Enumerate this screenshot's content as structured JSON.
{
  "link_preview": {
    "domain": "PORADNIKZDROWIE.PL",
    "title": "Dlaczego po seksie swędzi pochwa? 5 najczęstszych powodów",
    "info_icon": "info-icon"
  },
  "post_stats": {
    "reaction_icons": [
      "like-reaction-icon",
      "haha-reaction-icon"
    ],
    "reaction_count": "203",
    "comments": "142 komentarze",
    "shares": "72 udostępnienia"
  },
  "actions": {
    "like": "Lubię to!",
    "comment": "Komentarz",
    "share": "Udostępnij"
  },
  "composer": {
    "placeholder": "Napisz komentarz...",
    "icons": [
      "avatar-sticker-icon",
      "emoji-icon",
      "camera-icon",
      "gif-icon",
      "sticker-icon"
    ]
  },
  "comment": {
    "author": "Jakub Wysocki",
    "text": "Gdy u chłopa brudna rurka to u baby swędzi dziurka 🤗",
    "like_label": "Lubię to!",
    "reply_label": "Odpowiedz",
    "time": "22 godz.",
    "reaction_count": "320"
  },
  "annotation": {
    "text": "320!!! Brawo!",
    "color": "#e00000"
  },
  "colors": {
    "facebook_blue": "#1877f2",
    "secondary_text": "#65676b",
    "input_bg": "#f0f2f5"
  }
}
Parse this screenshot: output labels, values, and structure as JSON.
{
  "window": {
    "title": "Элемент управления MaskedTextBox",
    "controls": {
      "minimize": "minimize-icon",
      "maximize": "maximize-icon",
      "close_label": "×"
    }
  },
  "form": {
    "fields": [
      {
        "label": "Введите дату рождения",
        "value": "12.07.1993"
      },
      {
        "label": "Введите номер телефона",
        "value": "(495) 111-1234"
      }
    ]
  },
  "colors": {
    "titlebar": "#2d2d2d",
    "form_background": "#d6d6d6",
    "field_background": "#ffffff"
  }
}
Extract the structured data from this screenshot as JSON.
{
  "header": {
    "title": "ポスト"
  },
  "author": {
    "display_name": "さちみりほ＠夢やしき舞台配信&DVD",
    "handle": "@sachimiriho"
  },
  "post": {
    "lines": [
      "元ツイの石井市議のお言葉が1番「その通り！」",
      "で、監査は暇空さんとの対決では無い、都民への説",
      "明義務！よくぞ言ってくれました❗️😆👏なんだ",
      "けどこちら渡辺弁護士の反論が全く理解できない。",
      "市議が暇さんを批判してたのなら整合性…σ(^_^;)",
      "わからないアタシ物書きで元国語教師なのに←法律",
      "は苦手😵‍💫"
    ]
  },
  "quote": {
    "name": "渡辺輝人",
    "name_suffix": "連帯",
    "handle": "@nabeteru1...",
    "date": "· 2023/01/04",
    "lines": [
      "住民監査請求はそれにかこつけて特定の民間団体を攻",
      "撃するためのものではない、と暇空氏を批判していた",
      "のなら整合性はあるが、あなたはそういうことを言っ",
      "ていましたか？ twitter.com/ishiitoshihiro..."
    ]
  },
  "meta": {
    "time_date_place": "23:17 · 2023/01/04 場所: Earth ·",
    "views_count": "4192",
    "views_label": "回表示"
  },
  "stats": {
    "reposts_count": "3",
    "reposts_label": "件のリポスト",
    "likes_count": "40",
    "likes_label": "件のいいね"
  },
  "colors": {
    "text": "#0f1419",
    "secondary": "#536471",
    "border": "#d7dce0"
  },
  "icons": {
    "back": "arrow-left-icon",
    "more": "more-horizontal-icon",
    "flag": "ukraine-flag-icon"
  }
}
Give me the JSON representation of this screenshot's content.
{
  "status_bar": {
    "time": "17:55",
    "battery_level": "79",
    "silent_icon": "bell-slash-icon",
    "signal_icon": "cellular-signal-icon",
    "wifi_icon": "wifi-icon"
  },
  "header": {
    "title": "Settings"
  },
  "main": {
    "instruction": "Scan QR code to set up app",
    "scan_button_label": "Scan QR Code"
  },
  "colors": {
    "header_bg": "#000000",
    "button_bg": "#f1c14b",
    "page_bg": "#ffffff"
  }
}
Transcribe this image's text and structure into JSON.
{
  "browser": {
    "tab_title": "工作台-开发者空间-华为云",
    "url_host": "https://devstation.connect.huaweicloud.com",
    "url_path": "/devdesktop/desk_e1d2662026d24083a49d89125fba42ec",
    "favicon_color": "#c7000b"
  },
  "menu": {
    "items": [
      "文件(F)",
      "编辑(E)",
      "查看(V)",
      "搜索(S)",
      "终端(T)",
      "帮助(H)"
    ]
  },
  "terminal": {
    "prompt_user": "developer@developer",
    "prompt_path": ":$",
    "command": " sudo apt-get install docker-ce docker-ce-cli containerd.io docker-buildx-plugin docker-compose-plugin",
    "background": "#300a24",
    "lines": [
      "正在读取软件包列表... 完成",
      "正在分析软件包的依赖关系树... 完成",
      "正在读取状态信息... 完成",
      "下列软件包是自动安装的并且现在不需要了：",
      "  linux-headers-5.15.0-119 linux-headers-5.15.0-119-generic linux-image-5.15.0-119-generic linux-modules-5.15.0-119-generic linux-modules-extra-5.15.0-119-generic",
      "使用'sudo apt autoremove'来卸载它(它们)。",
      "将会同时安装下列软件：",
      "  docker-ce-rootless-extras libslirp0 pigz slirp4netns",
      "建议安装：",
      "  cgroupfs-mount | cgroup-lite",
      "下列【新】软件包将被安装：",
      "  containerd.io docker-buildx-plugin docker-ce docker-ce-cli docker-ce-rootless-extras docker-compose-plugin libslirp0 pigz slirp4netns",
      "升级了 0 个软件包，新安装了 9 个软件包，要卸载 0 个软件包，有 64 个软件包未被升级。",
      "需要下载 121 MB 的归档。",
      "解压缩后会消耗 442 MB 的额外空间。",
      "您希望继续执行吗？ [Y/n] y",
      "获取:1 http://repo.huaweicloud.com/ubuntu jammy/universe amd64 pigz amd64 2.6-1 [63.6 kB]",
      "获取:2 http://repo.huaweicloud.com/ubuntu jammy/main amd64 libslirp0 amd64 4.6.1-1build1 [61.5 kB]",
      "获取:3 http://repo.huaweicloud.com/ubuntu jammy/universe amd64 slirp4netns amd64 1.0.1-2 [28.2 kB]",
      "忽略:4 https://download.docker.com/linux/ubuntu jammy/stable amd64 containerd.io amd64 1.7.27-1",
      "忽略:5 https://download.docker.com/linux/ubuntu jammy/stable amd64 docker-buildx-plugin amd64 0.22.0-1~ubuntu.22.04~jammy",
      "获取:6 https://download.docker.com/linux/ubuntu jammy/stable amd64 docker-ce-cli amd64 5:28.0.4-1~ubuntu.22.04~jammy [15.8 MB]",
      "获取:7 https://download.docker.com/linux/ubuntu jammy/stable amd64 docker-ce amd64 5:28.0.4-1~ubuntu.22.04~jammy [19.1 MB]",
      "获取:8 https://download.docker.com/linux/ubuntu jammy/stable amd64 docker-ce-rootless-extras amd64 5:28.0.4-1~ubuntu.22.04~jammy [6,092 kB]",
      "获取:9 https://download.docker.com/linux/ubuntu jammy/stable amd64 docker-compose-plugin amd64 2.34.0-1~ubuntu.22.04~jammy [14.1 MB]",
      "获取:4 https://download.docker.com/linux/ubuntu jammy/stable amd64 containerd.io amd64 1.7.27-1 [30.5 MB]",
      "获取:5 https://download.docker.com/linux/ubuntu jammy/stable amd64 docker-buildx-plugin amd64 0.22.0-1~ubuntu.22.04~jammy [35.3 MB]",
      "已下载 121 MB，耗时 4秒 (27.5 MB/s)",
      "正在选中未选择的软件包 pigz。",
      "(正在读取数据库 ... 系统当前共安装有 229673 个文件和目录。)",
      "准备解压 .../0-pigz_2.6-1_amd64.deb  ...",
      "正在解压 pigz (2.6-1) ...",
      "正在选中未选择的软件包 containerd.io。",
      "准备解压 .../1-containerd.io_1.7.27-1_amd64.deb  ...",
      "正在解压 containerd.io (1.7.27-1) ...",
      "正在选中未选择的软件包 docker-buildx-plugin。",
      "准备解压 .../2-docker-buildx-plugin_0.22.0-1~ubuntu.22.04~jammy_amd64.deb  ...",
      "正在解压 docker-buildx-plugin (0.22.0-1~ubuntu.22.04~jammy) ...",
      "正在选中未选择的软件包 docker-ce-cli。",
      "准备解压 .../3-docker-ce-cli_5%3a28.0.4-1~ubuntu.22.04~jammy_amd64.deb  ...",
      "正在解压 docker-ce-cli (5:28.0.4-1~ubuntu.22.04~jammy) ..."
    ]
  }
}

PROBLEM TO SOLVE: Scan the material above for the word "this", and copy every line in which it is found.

EXERCISE SOLUTION:
Enumerate this screenshot's content as structured JSON.
Parse this screenshot: output labels, values, and structure as JSON.
Extract the structured data from this screenshot as JSON.
Give me the JSON representation of this screenshot's content.
Transcribe this image's text and structure into JSON.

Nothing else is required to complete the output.